No Innocence Here: How Irish, Jewish and Italian New Yorkers Benefited From Their Whiteness in Post World War 2 NYC

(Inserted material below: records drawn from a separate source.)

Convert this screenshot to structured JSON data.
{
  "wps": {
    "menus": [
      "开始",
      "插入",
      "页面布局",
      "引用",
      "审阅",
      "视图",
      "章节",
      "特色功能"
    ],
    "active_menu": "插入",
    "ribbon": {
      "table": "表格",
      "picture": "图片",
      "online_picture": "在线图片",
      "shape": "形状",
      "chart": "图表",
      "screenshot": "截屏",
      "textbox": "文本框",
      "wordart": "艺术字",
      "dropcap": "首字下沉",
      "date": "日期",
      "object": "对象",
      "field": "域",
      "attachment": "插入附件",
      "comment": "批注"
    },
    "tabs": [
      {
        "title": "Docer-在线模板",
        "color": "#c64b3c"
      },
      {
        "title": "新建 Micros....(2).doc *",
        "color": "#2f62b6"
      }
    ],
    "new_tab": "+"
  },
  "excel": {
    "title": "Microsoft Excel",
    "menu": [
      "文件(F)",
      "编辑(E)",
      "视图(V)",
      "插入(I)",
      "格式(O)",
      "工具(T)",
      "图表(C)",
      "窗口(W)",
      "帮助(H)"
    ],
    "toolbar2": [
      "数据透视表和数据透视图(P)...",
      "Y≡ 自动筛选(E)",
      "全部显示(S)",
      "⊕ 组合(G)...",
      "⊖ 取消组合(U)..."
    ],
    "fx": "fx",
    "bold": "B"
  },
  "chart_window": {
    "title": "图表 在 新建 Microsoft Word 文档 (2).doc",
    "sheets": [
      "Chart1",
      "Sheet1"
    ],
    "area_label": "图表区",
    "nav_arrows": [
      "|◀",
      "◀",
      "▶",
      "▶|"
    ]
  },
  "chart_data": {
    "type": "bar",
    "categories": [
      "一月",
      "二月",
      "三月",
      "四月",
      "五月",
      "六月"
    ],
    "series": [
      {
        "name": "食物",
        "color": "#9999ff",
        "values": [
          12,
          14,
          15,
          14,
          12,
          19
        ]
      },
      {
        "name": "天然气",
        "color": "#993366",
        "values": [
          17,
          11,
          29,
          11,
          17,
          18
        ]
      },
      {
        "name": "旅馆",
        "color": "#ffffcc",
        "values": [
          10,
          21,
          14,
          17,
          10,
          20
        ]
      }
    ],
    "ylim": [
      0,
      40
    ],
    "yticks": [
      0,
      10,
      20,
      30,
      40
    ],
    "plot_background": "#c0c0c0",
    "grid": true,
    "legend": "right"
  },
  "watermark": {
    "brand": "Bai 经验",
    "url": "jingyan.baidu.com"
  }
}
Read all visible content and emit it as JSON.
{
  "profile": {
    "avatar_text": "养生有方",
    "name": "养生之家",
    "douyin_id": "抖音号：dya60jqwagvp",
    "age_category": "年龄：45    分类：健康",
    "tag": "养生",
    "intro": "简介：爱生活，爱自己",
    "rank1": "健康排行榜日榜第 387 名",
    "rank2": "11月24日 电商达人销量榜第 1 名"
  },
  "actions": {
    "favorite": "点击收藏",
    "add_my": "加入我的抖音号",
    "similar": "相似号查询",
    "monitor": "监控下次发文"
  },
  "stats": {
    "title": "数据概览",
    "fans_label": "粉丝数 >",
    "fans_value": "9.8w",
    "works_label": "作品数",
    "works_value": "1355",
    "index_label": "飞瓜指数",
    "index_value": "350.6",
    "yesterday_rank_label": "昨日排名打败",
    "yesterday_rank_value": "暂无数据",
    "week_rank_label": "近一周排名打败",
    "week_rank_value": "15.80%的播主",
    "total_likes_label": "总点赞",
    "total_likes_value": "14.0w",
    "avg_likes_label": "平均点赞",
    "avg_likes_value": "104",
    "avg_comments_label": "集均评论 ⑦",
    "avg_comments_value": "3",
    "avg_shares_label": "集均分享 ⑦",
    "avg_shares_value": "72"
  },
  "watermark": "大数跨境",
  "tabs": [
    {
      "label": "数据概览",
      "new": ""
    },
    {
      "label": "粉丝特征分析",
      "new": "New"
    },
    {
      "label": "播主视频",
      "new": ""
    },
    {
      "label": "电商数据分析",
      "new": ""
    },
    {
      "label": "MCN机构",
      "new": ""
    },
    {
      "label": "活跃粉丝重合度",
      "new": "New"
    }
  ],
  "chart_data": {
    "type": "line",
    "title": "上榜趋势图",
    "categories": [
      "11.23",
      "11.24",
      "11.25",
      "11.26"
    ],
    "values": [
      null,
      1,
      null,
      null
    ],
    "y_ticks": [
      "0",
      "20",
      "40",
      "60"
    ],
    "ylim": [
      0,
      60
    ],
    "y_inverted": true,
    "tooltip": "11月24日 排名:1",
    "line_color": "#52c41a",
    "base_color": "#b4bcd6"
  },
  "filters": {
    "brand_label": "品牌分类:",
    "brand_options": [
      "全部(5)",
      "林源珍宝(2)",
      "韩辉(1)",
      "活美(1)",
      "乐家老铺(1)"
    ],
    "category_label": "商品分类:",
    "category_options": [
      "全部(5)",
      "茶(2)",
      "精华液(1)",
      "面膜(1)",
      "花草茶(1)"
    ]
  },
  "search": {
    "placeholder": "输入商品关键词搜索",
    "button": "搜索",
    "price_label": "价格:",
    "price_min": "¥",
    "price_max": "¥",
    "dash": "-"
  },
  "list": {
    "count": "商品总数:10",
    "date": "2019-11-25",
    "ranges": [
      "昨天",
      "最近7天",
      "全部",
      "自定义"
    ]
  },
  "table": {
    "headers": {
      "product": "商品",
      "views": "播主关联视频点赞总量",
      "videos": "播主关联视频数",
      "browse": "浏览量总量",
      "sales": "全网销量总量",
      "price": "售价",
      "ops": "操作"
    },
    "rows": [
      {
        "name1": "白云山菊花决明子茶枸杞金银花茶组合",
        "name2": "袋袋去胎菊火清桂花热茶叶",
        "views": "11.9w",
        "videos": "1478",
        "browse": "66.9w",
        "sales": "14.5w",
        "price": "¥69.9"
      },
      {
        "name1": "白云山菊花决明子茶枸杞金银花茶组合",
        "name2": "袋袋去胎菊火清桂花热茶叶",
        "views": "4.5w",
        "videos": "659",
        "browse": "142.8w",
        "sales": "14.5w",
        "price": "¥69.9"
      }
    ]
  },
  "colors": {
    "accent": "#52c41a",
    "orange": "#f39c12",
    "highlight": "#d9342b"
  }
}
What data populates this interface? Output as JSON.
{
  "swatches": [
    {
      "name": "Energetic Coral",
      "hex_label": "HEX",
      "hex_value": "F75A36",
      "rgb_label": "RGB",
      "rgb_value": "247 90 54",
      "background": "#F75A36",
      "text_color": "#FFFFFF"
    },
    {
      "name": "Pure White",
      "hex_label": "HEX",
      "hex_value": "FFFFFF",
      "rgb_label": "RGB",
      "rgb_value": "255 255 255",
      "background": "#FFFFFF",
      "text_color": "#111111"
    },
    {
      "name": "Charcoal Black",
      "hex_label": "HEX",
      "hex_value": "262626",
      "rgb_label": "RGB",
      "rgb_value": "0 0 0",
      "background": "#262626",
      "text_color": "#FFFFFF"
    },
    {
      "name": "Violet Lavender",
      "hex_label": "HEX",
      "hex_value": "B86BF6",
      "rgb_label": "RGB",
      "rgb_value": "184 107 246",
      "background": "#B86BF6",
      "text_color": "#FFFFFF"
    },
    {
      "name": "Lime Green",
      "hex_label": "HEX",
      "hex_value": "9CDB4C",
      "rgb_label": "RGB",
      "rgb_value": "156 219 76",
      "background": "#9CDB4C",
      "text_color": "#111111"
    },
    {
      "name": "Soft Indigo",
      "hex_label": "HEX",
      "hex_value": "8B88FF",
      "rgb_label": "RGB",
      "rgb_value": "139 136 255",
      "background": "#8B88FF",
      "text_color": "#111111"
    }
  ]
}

Whenever I engage in conversations about race with Irish, Jewish or Italian New Yorkers of my generation- or those slightly younger- I am likely to confront some variety of the following argument " I am sick of all this talk about white privilege. Not only did my immigrant ancestors have nothing to do with slavery and segregation, but they faced terrible discrimination when they came here. Moreover, they climbed out of poverty- and finally won acceptance- through generations of hard work, not by asking for handouts or special help from the government. Frankly, I am tired of Black people holding us hostage as though they are the only ones who suffered. If they have problems, it is their own fault." I would be lying if I told you that I have developed a successful response to such comments. People who express such sentiments are deeply invested in the aura of injured innocence they convey. Talking about how the wealth accumulated by slavery made the immigration of their ancestors possible is too abstract to make headway with peope who pride themselves on their practicality and common sense. Plus this all happened almost two hundred years ago. However, the more research I do on Bronx history, and the more discussions i have with my students about this subject, the more i realize that Irish, Italian and Jewish New Yorkers reaped huge advantages over their Black counterparts in post-World War 2 New York, advantages which accelerated their movement into the middle class in a period of unprecedented economic expansion. Black New Yorkers also progressed during these critical years-1945-1960- but their rate of progress was sharply limited by discrimination they faced in housing and employment markets, discrimination that, ironically, was often imposed by people whose ethnic background once made them the targets of discrimination themselves No where was this more visible than in the explosion of middle income housing in NYC and environs after the Second World War. In addition to entirely new suburban communities such as Levittown Long Island, you had middle income apartment complexes such as Parkchester in the Bronx, Stuyvesant Town in Manhattan, the Trump Houses in Coney Island, and the Levitt apartments in Queens. If you add to these the four miles of beautiful apartment buildings along the Grand Concourse in the Bronx, you have the portrait of a great American success story of upward mobility and middle class ascendency. You can also see this a triumph of assimilation as the overwhelming majority of occupants of this housing were Irish Jewish and italian. However, such a celebratory portrait can only be sustained by ignoring one stubborn fact--Every single one of these housing complexes, which in total contained hundreds of thousands of residents, maintained "white only" policies and kept Black tenants and home buyers out. If you were Black even if you had a good income, even if you were eligible for loans from the GI Bill, you couldn't rent an apartment along the Grand Concourse, in Parkchester or Stuyvestant town, in the Trump or Levitt Houses, and you couldn't buy a home in Levittown. Worse yet, these policies, challenged by civil rights groups through lawsuits and complaints to Human Rights Commissions, didn't change until the 1960's And just in case someone asked, the people who enforced these policies, as well as those who lived in the communities in question, were not Southern segregationists, but Irish, Jewish and italian New Yorkers who once faced discrimination themselves! You see a similar pattern in post world war 2 labor markets. Three of the most vibrant industries in post war NYC were construction, banking and insurance. Black people were completely excluded from all three of these industries until the late 1960's, And while you could argue that banking and insurance were for the most park white Protestant enclaves, in which Irish and Jewish people had created hard won enclaves, construction in NYC, in the post war era, almost exclusively employed Irish and Italian workers, especially in the most highly skilled categories And here you have an terrible irony- construction in NYC after WW 2, entirely populated by the descendents of once despised European immigrants, enforced a lily white policy that limited access of Black people to the highest paying blue collar jobs in NYC Think about what you have just read: when you limit access to the best housing and the best jobs in a city on the basis of race, you are severely handicapping the economic progress of those facing these bans. These were barriers Black people faced alone in post war NYC. Their Irish, Jewish and Italian counterparts didn't suffer the same fate when color lines were drawn. And sadly, tragically, they were often the ones drawing the lines